“It’s going to be different for me now, being an owner and racing at the same time. I’m going to be able to do things the way I like to do them and hopefully be organized for sure. That’s my main goal, to be really organized and choose races I really want to go to and be prepared the best I can be for each race and get me a shot at winning.”

 

While his schedule will see him primarily remain in the southeast where he’s accustomed to, Roderick also plans on doing some traveling outside the region to big money races. Among those are the Canadian Short Track Nationals at Jukasa Motor Speedway, which will pay an astounding $175,000 to win on the weekend of September 3-5.

 

“I’m going to pick and choose where I want to go. I’m looking forward to some of the races I came close to winning last year, like Bristol. That was an awesome experience and with this car, I know I can get the job done. It’s just getting there and having our ducks in a row, basically.”

 

“I want to go to Nashville and I’m looking forward to doing the Blizzard Series down in Pensacola. Those are the big ones I want to focus on, plus I may want to pick a couple Crate Late Model races to go to, put a crate motor in this thing. I want to go to Canada, that’s one of the big races I’m going to go to. Berlin, I really enjoy that race up there. I led some laps last year and I feel like I can win this thing.”

 

One race that remains a possibility is the Peach State Classic at Gresham Motorsports Park, originally scheduled for May 16-17. Roderick holds the honor of having won the final World Crown 300 to date at the Georgia track, doing so with a last-corner bump-and-run on Kyle Grissom to take the win.

 

“I’m glad to see [Gresham] coming back.

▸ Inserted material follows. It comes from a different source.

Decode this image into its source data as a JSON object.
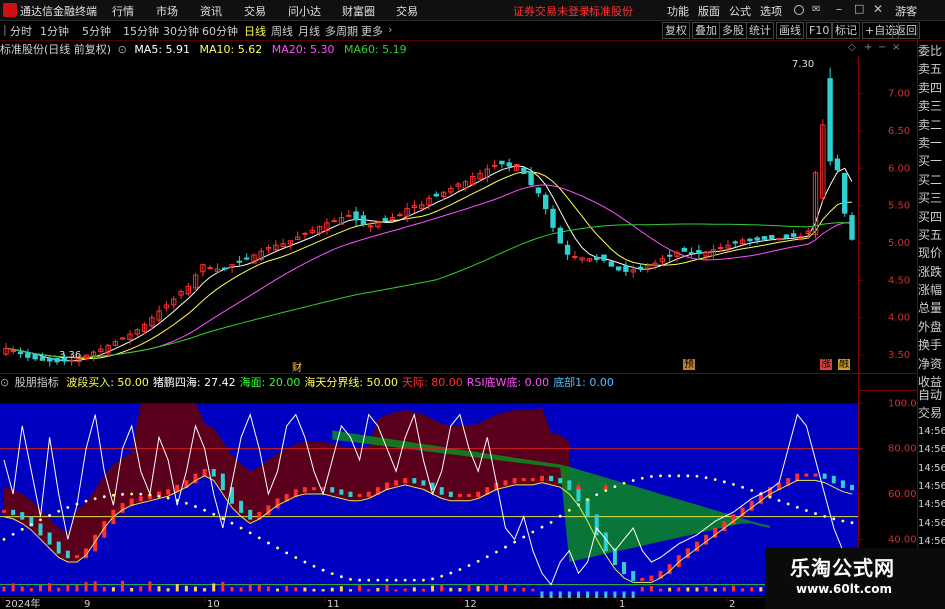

I won the last race there actually, the World Crown 300 there back in 2014. That was an eventful race and we came out on top. It’s definitely a cool racetrack and it should be seasoned now.

 

“I haven’t talked to anyone that’s been over there but I’m curious to see what the place looks like in person and getting on it for sure. Hopefully we can make it, if everything stays on schedule that’s about a month away now so we’ll have to see if we’re ready or not.”

 

Click here to watch a replay of Wednesday’s special edition of “The Bullring.”

 

-Story by: Koty Geyer, Speed51 National Correspondent – Twitter: @kgeyer3
-Photo Credit: Casey Roderick Motorsports

Roderick Offers Update on New Team’s Progress